======== Extracted records
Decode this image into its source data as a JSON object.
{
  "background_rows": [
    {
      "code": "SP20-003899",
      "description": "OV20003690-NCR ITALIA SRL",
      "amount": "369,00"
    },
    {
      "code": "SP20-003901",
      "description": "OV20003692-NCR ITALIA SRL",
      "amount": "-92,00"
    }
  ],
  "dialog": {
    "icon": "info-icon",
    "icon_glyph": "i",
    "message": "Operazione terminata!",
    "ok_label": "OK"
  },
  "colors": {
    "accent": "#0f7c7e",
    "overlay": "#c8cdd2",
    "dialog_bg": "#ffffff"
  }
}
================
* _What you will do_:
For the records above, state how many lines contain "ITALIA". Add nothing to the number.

* _Answer box_:
2